--- YOUR OBJECTIVE ---
Every entry, from first to last, is to be retyped without any alteration.

Records from a data collection
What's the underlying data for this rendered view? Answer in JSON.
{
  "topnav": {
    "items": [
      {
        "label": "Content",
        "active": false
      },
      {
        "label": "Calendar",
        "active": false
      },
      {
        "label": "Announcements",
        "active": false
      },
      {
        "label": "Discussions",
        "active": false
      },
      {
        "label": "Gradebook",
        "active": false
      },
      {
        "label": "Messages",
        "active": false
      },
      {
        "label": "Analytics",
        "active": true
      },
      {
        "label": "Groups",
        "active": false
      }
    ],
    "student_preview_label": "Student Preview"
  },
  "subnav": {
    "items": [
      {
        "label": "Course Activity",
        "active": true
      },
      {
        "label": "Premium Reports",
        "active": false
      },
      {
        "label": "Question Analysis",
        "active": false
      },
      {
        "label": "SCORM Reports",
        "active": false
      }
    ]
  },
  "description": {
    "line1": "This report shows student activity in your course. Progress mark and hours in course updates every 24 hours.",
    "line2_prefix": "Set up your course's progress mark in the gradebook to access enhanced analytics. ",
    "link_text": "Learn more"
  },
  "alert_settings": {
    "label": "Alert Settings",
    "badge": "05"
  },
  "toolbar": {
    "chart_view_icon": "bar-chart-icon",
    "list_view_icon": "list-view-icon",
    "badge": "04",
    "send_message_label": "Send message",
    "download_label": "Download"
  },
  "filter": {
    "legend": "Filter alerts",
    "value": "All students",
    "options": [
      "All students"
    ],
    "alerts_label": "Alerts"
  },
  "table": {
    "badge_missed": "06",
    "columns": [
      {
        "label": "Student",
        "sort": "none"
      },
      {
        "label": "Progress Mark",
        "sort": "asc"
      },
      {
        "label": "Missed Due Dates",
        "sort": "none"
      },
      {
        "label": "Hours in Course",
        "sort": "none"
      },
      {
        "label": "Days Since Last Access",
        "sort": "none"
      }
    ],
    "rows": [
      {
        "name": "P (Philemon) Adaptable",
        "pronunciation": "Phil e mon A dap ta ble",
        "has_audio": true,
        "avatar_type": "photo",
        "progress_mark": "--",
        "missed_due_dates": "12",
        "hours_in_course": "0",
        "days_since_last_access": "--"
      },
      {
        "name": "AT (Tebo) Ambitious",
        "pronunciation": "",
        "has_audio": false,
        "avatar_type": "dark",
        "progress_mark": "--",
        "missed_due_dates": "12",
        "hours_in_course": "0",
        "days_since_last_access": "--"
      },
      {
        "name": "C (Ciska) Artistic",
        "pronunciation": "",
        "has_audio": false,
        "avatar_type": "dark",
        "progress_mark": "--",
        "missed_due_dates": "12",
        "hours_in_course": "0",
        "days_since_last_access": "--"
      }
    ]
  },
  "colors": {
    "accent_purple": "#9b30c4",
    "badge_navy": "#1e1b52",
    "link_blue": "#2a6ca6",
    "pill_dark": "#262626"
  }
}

--- FINAL ANSWER ---
What's the underlying data for this rendered view? Answer in JSON.
{
  "topnav": {
    "items": [
      {
        "label": "Content",
        "active": false
      },
      {
        "label": "Calendar",
        "active": false
      },
      {
        "label": "Announcements",
        "active": false
      },
      {
        "label": "Discussions",
        "active": false
      },
      {
        "label": "Gradebook",
        "active": false
      },
      {
        "label": "Messages",
        "active": false
      },
      {
        "label": "Analytics",
        "active": true
      },
      {
        "label": "Groups",
        "active": false
      }
    ],
    "student_preview_label": "Student Preview"
  },
  "subnav": {
    "items": [
      {
        "label": "Course Activity",
        "active": true
      },
      {
        "label": "Premium Reports",
        "active": false
      },
      {
        "label": "Question Analysis",
        "active": false
      },
      {
        "label": "SCORM Reports",
        "active": false
      }
    ]
  },
  "description": {
    "line1": "This report shows student activity in your course. Progress mark and hours in course updates every 24 hours.",
    "line2_prefix": "Set up your course's progress mark in the gradebook to access enhanced analytics. ",
    "link_text": "Learn more"
  },
  "alert_settings": {
    "label": "Alert Settings",
    "badge": "05"
  },
  "toolbar": {
    "chart_view_icon": "bar-chart-icon",
    "list_view_icon": "list-view-icon",
    "badge": "04",
    "send_message_label": "Send message",
    "download_label": "Download"
  },
  "filter": {
    "legend": "Filter alerts",
    "value": "All students",
    "options": [
      "All students"
    ],
    "alerts_label": "Alerts"
  },
  "table": {
    "badge_missed": "06",
    "columns": [
      {
        "label": "Student",
        "sort": "none"
      },
      {
        "label": "Progress Mark",
        "sort": "asc"
      },
      {
        "label": "Missed Due Dates",
        "sort": "none"
      },
      {
        "label": "Hours in Course",
        "sort": "none"
      },
      {
        "label": "Days Since Last Access",
        "sort": "none"
      }
    ],
    "rows": [
      {
        "name": "P (Philemon) Adaptable",
        "pronunciation": "Phil e mon A dap ta ble",
        "has_audio": true,
        "avatar_type": "photo",
        "progress_mark": "--",
        "missed_due_dates": "12",
        "hours_in_course": "0",
        "days_since_last_access": "--"
      },
      {
        "name": "AT (Tebo) Ambitious",
        "pronunciation": "",
        "has_audio": false,
        "avatar_type": "dark",
        "progress_mark": "--",
        "missed_due_dates": "12",
        "hours_in_course": "0",
        "days_since_last_access": "--"
      },
      {
        "name": "C (Ciska) Artistic",
        "pronunciation": "",
        "has_audio": false,
        "avatar_type": "dark",
        "progress_mark": "--",
        "missed_due_dates": "12",
        "hours_in_course": "0",
        "days_since_last_access": "--"
      }
    ]
  },
  "colors": {
    "accent_purple": "#9b30c4",
    "badge_navy": "#1e1b52",
    "link_blue": "#2a6ca6",
    "pill_dark": "#262626"
  }
}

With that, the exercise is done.